Before their first baby tooth emerges, a child's dental health is put in motion. That means you should start encouraging your child's healthy oral practices from the beginning — and continue encouraging them until they graduate from high school (or, hey, even longer).
According to the Centers for Disease Control and Prevention (CDC), around 19 percent of children aged 2 to 19 have cavities that have not been addressed. Childhood teeth decay, on the other hand, can be avoided in the first place if parents help their children avoid harmful oral habits (and foster good ones). Oral and dental habits, good and harmful, are formed at a young age.
Avoid these dental-health no-nos to give your kids' teeth a healthy start.
Neglecting the Dentist
According to the American Dental Association, children should see a dentist between six months after the appearance of their first tooth and no later than their first birthday. During that initial appointment, your baby's dentist will check for cavities and other oral disorders, assess the risk of tooth decay, and teach you how to clean your baby's teeth properly.
Following the initial consultation, your child should have regular check-ups every six months at the very least. Their dentist may suggest more regular checkups if they have a higher risk of tooth decay.
When you're breastfeeding a baby, round-the-clock feedings aren't just acceptable; they're essential for the infant's health. However, as your baby's teeth start to appear, you may wish to postpone feedings during the middle of the night.
Lactose, the primary sugar in breast milk, accounts for around 40% of a breastfed baby's calories. Because of the sugar in breast milk, baby teeth might become eroded if exposed to it too much at night. When infant's teeth grow in, mothers who continue to breastfeed must be willing to clean their baby's mouth after each meal. In fact, it is advised to wash or wipe away any milk remaining in the baby's mouth after each feeding.
Sucking a Baby Bottle at Night
Pitting and darkening of the teeth, dubbed "bottle mouth" by some clinicians, can occur as a result of overnight bottle-feeding. Sugar from milk or drink will stay on the teeth for a long time at night if the mouth isn't cleansed, eventually eating away at the enamel. So think twice before lulling a baby to sleep with a milk bottle or any other sugary liquid.
Sippin' On Sippy Cups All Day

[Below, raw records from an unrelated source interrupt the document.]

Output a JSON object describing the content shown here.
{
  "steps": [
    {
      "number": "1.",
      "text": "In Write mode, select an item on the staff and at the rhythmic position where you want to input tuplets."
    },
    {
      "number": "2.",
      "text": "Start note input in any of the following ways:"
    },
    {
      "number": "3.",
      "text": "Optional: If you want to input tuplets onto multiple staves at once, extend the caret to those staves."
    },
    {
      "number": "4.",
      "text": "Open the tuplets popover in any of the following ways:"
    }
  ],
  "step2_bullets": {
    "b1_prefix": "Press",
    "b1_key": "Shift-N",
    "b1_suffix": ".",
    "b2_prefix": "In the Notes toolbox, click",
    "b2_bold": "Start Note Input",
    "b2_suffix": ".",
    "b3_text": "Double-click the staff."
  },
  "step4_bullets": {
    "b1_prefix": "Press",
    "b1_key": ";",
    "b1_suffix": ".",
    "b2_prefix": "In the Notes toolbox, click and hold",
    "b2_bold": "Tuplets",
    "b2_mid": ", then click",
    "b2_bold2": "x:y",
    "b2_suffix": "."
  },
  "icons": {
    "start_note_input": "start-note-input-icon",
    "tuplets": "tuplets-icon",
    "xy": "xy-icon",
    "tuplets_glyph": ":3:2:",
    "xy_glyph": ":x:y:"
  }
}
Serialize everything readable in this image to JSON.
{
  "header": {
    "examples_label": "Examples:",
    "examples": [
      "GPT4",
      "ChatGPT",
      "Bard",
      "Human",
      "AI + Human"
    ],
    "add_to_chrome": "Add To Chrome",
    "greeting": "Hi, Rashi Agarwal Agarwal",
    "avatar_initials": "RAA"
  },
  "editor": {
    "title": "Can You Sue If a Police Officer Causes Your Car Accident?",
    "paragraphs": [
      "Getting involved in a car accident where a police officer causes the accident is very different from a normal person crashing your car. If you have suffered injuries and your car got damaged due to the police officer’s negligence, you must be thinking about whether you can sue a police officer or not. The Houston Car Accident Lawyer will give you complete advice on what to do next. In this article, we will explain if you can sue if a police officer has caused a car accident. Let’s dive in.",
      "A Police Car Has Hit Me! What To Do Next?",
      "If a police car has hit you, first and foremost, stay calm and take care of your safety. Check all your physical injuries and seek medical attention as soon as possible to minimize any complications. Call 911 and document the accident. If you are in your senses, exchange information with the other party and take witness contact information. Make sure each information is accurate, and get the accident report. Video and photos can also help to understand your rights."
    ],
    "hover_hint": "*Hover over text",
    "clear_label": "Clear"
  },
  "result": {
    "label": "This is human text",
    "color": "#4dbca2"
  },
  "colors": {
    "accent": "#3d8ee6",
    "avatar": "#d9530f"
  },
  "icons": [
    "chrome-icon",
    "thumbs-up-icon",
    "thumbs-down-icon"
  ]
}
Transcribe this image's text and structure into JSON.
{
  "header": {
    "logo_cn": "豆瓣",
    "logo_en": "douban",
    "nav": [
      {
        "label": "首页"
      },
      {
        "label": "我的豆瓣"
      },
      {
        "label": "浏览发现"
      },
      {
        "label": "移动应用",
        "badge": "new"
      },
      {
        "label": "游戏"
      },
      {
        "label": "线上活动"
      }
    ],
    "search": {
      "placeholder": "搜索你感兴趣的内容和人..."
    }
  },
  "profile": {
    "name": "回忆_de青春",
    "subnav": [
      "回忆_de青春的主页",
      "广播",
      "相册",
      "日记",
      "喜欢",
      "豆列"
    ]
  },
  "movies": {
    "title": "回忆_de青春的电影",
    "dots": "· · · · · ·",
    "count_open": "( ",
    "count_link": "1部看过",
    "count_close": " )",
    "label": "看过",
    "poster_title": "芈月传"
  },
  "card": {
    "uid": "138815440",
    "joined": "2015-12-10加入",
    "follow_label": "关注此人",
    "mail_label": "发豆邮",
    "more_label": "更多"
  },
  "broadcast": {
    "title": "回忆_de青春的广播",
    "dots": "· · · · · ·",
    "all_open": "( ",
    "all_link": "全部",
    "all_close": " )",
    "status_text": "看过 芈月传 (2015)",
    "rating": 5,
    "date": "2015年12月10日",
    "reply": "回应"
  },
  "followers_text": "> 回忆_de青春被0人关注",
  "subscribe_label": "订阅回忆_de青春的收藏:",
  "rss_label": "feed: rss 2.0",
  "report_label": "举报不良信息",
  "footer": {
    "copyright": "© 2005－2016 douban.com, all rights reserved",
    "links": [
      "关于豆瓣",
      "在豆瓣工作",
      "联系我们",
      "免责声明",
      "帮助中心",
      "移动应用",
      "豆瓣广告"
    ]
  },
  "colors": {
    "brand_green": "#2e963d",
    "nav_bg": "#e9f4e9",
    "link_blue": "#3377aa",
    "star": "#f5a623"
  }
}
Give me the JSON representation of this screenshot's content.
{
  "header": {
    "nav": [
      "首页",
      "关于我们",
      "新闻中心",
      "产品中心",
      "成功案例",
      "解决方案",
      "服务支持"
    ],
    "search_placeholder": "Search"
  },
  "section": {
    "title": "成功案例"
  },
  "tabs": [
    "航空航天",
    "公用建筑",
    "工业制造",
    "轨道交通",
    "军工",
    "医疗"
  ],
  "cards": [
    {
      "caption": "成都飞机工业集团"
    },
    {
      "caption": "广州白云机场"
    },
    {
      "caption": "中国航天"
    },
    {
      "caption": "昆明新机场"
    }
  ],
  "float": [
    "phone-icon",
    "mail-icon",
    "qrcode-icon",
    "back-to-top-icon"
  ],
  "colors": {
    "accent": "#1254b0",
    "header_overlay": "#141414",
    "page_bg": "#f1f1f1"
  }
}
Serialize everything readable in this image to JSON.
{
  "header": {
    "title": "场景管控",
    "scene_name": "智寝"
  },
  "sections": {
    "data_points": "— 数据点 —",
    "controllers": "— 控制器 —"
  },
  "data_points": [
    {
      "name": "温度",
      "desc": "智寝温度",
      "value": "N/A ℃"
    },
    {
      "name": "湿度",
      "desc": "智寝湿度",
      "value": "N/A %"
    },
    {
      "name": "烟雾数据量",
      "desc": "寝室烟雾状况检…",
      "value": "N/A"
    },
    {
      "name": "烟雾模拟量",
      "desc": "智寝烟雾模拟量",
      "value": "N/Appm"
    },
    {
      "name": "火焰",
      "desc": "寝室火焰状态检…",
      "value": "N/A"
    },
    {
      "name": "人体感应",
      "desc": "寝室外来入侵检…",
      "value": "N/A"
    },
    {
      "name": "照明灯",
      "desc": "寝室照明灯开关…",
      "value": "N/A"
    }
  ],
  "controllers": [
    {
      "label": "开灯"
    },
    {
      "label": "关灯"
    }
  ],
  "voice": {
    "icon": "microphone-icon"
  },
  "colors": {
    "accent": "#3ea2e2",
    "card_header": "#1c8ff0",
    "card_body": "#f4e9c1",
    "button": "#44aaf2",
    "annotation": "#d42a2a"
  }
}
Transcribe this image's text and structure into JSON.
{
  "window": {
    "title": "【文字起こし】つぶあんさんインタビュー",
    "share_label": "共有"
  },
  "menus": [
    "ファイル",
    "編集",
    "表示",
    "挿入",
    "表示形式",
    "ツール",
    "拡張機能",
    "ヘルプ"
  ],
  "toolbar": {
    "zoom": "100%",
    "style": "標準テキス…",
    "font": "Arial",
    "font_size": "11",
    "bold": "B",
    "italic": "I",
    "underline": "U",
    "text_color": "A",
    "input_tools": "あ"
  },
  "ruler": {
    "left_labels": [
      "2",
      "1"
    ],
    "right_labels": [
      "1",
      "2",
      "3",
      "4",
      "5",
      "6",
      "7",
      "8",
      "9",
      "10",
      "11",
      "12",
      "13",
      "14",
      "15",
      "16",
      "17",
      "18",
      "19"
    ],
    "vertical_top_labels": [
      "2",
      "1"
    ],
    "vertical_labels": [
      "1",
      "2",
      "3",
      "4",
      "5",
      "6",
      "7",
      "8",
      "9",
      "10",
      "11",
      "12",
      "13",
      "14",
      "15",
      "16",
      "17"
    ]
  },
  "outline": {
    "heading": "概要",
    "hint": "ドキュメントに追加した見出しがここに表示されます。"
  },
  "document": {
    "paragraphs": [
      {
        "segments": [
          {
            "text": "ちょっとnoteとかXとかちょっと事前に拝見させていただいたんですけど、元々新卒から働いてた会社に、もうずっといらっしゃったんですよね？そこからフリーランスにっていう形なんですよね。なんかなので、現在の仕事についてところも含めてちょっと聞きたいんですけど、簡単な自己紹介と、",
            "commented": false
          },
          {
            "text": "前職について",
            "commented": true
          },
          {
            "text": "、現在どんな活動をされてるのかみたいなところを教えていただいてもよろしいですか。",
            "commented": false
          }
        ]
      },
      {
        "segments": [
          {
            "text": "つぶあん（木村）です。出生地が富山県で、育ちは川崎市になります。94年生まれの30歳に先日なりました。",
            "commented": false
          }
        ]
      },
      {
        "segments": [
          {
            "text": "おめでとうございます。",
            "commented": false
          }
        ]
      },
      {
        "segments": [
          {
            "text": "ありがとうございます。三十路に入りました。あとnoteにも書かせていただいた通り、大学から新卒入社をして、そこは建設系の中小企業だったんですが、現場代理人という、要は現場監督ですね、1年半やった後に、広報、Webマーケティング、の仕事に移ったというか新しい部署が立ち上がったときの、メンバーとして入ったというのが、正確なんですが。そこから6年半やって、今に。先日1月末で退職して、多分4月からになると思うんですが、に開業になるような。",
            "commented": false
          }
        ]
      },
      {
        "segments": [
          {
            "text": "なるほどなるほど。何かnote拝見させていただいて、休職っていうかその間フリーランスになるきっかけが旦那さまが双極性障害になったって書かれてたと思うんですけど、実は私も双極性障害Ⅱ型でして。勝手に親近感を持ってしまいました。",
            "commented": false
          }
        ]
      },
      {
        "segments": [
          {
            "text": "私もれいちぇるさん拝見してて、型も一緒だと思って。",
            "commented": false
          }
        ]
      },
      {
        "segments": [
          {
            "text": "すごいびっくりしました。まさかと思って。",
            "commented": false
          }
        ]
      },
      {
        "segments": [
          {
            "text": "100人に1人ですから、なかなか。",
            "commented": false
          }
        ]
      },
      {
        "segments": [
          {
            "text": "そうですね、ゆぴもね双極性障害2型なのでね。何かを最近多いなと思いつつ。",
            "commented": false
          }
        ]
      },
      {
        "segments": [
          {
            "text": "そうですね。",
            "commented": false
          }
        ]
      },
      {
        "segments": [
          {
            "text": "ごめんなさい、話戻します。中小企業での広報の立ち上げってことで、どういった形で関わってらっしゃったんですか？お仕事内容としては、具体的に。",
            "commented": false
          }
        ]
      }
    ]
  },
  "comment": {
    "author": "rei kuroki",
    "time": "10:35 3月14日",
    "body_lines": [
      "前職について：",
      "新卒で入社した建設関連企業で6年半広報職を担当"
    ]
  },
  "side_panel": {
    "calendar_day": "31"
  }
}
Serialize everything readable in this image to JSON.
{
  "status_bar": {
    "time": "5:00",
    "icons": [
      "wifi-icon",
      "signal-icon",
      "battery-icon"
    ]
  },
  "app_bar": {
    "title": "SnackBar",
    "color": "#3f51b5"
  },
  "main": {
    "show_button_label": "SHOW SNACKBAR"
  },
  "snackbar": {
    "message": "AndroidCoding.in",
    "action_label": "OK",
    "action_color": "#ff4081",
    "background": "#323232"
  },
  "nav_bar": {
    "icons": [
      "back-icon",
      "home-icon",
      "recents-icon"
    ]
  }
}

Once your child has graduated to a sippy cup, don't let them carry it about all day or take it to bed with them at night (for the same reasons that using a bottle this way is unhealthy). Sipping milk, juice, or any other sweetened drink all of the time prevents a child's natural saliva from rinsing away sugars that cause tooth disease. In fact, the New York legislature recently approved the addition of tooth decay warnings to sippy cups.
Limit sippy cups to meal and snack times for optimum dental health, and have your child swish and swallow any sugary drink with water afterward.
Fluoride, a natural cavity fighter, is beneficial to your children's teeth. In fact, dentists may recommend fluoride supplements as early as six months old in towns with insufficient fluoride in the water supply (this may be checked by contacting the local health department).
However, too much fluoride can induce fluorosis, a disorder in which children's teeth develop white or brown patches. While it's exciting to play with sticky toothpaste, it's critical to teach your children not to swallow it, especially if it includes fluoride.
You can use non-fluoride toothpaste formulated specifically for children's teeth until your youngster is old enough to spit after brushing. Simply use a fluoride supplement to ensure they're getting the correct quantity of fluoride.